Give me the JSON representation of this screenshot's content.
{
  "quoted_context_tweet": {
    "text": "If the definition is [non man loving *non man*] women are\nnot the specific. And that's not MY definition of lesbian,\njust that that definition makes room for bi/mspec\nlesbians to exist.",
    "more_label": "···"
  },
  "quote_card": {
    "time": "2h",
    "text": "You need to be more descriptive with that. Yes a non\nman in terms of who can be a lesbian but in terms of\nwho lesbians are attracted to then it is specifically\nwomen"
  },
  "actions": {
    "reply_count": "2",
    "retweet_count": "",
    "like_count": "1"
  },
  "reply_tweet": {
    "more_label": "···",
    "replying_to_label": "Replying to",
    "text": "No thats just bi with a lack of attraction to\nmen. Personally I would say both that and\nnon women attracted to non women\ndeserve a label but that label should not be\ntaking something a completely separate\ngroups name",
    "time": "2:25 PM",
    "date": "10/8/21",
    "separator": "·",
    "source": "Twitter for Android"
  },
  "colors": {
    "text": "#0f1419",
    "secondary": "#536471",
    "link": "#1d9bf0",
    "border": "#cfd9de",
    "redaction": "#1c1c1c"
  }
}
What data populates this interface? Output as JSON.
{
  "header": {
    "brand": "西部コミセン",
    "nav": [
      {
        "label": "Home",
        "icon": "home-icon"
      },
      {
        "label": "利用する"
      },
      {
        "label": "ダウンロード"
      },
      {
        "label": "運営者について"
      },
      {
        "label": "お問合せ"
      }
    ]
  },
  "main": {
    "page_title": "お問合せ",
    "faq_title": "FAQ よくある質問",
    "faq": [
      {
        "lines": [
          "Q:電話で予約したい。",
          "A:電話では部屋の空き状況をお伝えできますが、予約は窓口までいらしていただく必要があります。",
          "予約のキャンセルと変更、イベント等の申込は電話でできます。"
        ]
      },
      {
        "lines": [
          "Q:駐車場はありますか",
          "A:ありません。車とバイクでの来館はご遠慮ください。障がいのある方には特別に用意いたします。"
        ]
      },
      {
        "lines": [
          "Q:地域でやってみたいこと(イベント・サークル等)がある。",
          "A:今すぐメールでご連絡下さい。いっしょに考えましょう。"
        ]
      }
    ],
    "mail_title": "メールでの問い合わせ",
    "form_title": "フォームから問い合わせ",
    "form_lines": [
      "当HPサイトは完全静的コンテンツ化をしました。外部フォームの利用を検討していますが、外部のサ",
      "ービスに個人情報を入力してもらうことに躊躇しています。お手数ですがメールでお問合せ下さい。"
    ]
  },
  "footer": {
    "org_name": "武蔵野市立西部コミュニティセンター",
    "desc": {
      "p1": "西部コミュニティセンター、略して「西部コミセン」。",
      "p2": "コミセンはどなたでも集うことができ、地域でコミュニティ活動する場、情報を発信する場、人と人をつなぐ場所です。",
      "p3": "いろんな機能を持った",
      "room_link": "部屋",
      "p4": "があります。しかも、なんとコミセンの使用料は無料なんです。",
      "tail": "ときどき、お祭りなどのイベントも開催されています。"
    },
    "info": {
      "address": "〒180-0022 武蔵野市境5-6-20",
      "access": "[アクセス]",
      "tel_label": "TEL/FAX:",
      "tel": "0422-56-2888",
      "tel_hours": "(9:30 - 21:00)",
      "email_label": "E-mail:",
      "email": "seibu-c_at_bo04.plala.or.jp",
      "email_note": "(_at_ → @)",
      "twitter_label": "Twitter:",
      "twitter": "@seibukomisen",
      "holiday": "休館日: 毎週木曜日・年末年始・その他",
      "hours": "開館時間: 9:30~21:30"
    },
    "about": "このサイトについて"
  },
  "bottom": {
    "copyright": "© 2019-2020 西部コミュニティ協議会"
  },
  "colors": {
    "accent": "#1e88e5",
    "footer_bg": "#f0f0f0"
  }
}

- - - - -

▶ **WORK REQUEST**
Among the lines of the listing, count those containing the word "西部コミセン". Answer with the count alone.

▶ **WRITTEN RESPONSE**
2